What Should We Say to People Wearing Fur?
During the winter of 2014, fur was everywhere, which made a bad winter even worse for people who care about animals. In urban areas, activists could easily cross paths with hundreds of fur wearers each day – leaving some of us feeling frustrated, helpless and hopeless.
So what do we say, if anything, to people wearing fur in 2015? Does saying nothing and turning a blind eye make us complicit? Author Jonathan Safran Foer once stated, “Not responding is a response – we are equally responsible for what we don’t do.”
But what is the most effective approach with fur wearers? Starting a dialog by asking if the fur is real? Shaming them with the hope that they’ll be skittish about wearing fur in the future? Any discomfort experienced by the people we address pales in comparison to the agony experienced by the animals who they are wearing.

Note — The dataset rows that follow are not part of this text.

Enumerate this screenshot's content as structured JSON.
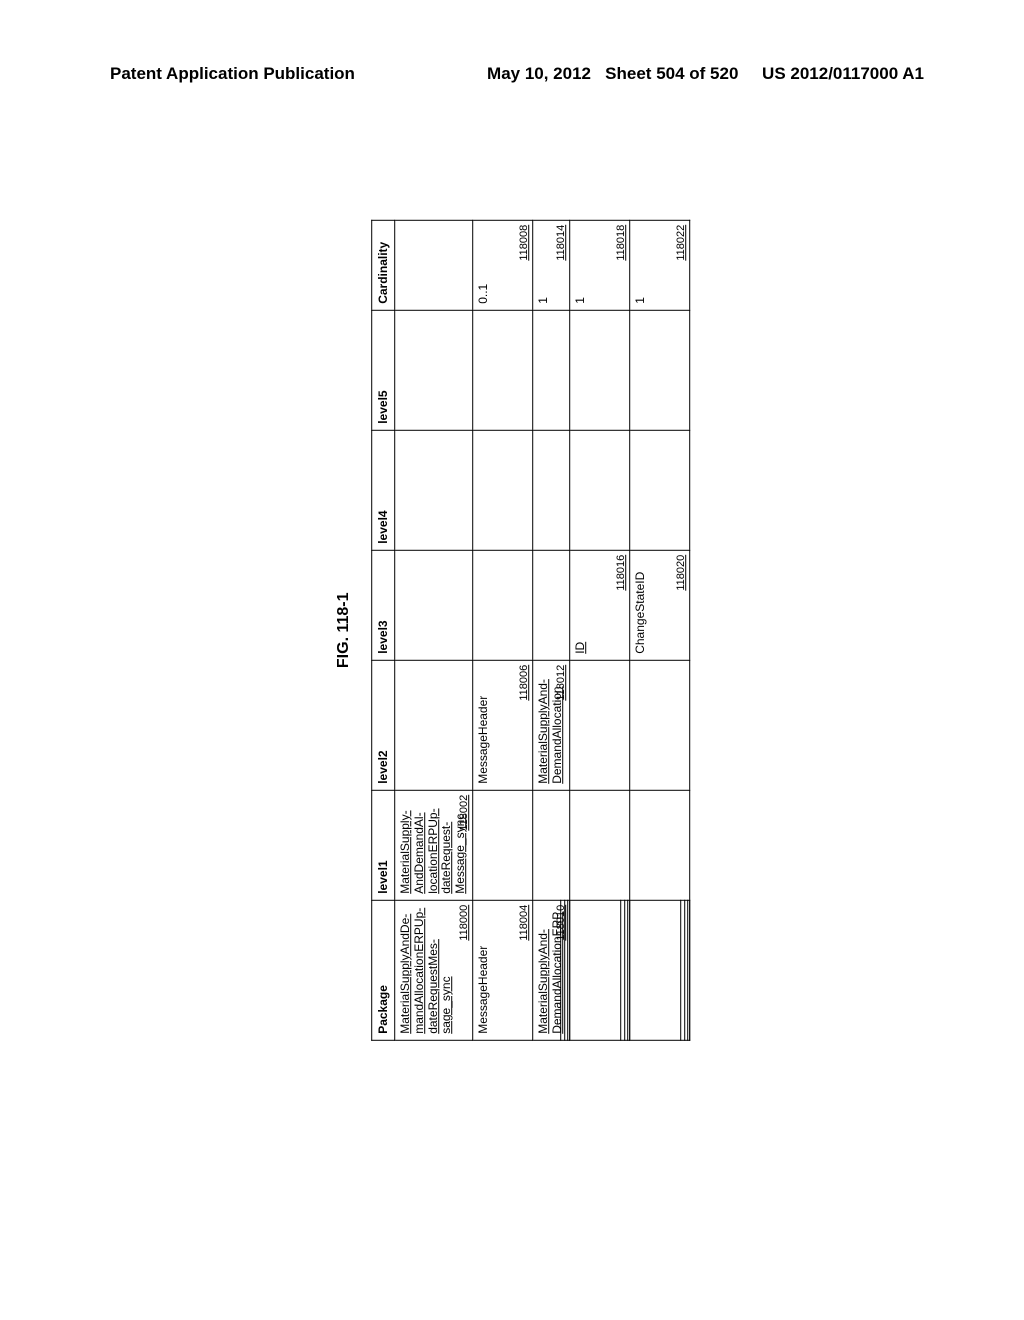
{
  "header": {
    "left": "Patent Application Publication",
    "right_date": "May 10, 2012",
    "right_sheet": "Sheet 504 of 520",
    "right_pubno": "US 2012/0117000 A1"
  },
  "figure": {
    "title": "FIG. 118-1",
    "columns": {
      "package": "Package",
      "l1": "level1",
      "l2": "level2",
      "l3": "level3",
      "l4": "level4",
      "l5": "level5",
      "card": "Cardinality"
    },
    "rows": [
      {
        "package_label": "MaterialSupplyAndDe-mandAllocationERPUp-dateRequestMes-sage_sync",
        "package_ref": "118000",
        "l1_label": "MaterialSupply-AndDemandAl-locationERPUp-dateRequest-Message_sync",
        "l1_ref": "118002",
        "l2_label": "",
        "l2_ref": "",
        "l3_label": "",
        "l3_ref": "",
        "l4_label": "",
        "l5_label": "",
        "card": ""
      },
      {
        "package_label": "MessageHeader",
        "package_ref": "118004",
        "l1_label": "",
        "l1_ref": "",
        "l2_label": "MessageHeader",
        "l2_ref": "118006",
        "l3_label": "",
        "l3_ref": "",
        "l4_label": "",
        "l5_label": "",
        "card": "0..1",
        "card_ref": "118008"
      },
      {
        "package_label": "MaterialSupplyAnd-DemandAllocationERP",
        "package_ref": "118010",
        "package_stripe": true,
        "l1_label": "",
        "l1_ref": "",
        "l2_label": "MaterialSupplyAnd-DemandAllocation",
        "l2_ref": "118012",
        "l3_label": "",
        "l3_ref": "",
        "l4_label": "",
        "l5_label": "",
        "card": "1",
        "card_ref": "118014"
      },
      {
        "package_label": "",
        "package_ref": "",
        "package_stripe": true,
        "l1_label": "",
        "l1_ref": "",
        "l2_label": "",
        "l2_ref": "",
        "l3_label": "ID",
        "l3_ref": "118016",
        "l4_label": "",
        "l5_label": "",
        "card": "1",
        "card_ref": "118018"
      },
      {
        "package_label": "",
        "package_ref": "",
        "package_stripe": true,
        "l1_label": "",
        "l1_ref": "",
        "l2_label": "",
        "l2_ref": "",
        "l3_label": "ChangeStateID",
        "l3_ref": "118020",
        "l4_label": "",
        "l5_label": "",
        "card": "1",
        "card_ref": "118022"
      }
    ]
  }
}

I use several different approaches with the hope that one will emerge as the most effective. When I say, “I love your coat! I hate animals too,” some people respond by laughing nervously. One woman asked if I was being “nasty,” which opened the door to a dialog. She said she “couldn’t argue” with my points but that she also couldn’t give up her “vintage” fur. In the end, I used flattery with her in an attempt to effect change: “I’m sorry, ma’am, but a glamorous woman like you wearing fur encourages others to do the same.” (P.S. Nothing about her was glamorous).
Sometimes I say, “OH MY GOD. Your coat looks just like my dog” with a nonjudgmental, matter of fact tone. Invariably, people respond with a terrified “No” as if I actually thought that they were wearing my dog. By referencing a dog, my hope is to help people connect the dots between companion animals and those used for fur.
Last winter, I placed a few “I am an asshole. I wear fur” stickers on people after “accidentally” stumbling and falling into them. “I’m so sorry! I must have tripped on something.” I need to get more of those.
PETA, which is still regarded by some as the red paint throwers, suggests a polite approach that could trigger a conversation. They’ve even created an instructional video:
What do you do, and do you think it’s effective?